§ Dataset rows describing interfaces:
---------------
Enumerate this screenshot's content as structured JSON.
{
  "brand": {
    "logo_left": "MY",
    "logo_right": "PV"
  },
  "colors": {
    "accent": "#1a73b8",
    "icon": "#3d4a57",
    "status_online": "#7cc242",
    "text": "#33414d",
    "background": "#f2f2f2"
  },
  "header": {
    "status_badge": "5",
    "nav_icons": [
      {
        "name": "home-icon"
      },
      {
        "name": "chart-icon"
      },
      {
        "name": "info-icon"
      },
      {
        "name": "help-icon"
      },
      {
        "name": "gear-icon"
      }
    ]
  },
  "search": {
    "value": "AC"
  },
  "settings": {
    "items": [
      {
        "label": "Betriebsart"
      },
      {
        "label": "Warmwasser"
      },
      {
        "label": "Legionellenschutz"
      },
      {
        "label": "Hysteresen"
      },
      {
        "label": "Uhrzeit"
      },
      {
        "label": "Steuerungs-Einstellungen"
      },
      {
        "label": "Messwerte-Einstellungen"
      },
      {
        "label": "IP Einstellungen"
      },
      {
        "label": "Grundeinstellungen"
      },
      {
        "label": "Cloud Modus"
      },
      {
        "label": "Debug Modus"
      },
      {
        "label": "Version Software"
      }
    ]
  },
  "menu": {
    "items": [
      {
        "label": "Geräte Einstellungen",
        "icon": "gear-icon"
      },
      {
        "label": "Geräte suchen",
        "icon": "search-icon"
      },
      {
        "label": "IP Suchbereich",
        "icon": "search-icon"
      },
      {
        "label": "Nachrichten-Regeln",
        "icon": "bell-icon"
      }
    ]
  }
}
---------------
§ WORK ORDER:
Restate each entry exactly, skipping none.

§ REPLY:
Enumerate this screenshot's content as structured JSON.
{
  "brand": {
    "logo_left": "MY",
    "logo_right": "PV"
  },
  "colors": {
    "accent": "#1a73b8",
    "icon": "#3d4a57",
    "status_online": "#7cc242",
    "text": "#33414d",
    "background": "#f2f2f2"
  },
  "header": {
    "status_badge": "5",
    "nav_icons": [
      {
        "name": "home-icon"
      },
      {
        "name": "chart-icon"
      },
      {
        "name": "info-icon"
      },
      {
        "name": "help-icon"
      },
      {
        "name": "gear-icon"
      }
    ]
  },
  "search": {
    "value": "AC"
  },
  "settings": {
    "items": [
      {
        "label": "Betriebsart"
      },
      {
        "label": "Warmwasser"
      },
      {
        "label": "Legionellenschutz"
      },
      {
        "label": "Hysteresen"
      },
      {
        "label": "Uhrzeit"
      },
      {
        "label": "Steuerungs-Einstellungen"
      },
      {
        "label": "Messwerte-Einstellungen"
      },
      {
        "label": "IP Einstellungen"
      },
      {
        "label": "Grundeinstellungen"
      },
      {
        "label": "Cloud Modus"
      },
      {
        "label": "Debug Modus"
      },
      {
        "label": "Version Software"
      }
    ]
  },
  "menu": {
    "items": [
      {
        "label": "Geräte Einstellungen",
        "icon": "gear-icon"
      },
      {
        "label": "Geräte suchen",
        "icon": "search-icon"
      },
      {
        "label": "IP Suchbereich",
        "icon": "search-icon"
      },
      {
        "label": "Nachrichten-Regeln",
        "icon": "bell-icon"
      }
    ]
  }
}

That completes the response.